_Instructions to follow_. Below are the entries; determine how many of their lines contain the string "radishes" and give that figure alone.

_Records for processing_.
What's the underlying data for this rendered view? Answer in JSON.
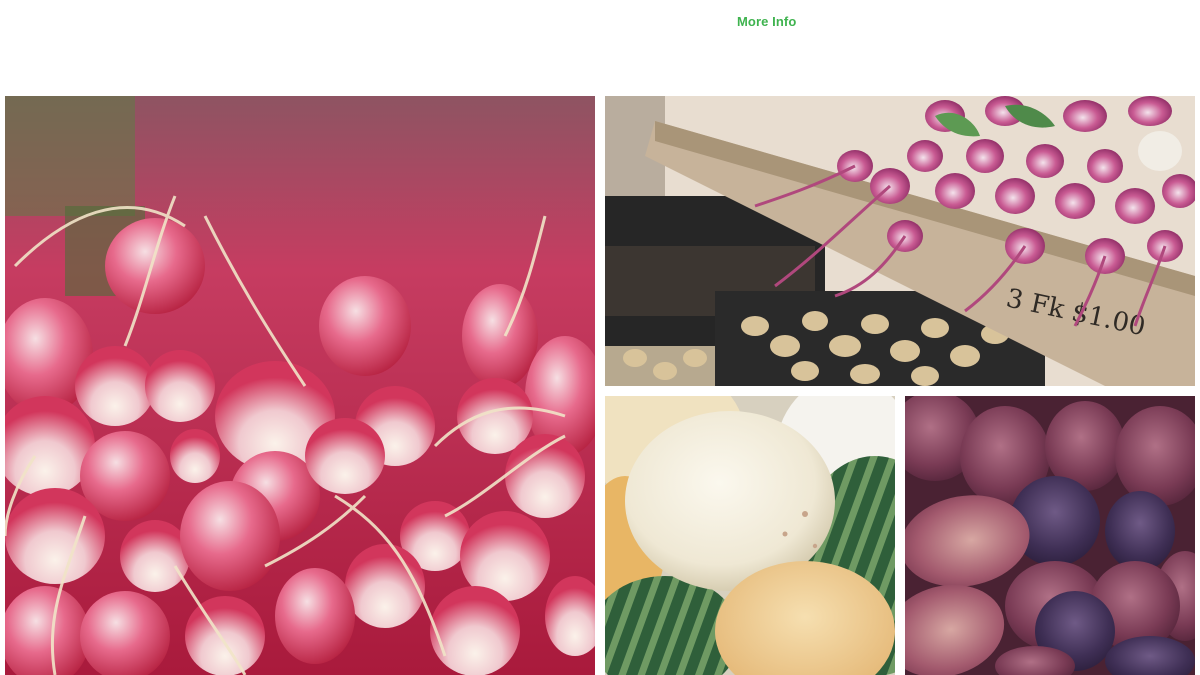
{
  "header": {
    "more_info_label": "More Info",
    "link_color": "#3fb34f"
  },
  "gallery": {
    "images": [
      {
        "subject": "radishes-closeup",
        "icon": "radish-image"
      },
      {
        "subject": "radishes-in-wooden-crate",
        "crate_label": "3 Fk $1.00",
        "icon": "radish-crate-image"
      },
      {
        "subject": "melons-and-watermelons",
        "icon": "melon-image"
      },
      {
        "subject": "figs",
        "icon": "fig-image"
      }
    ]
  }
}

_Reply to the exercise_. 2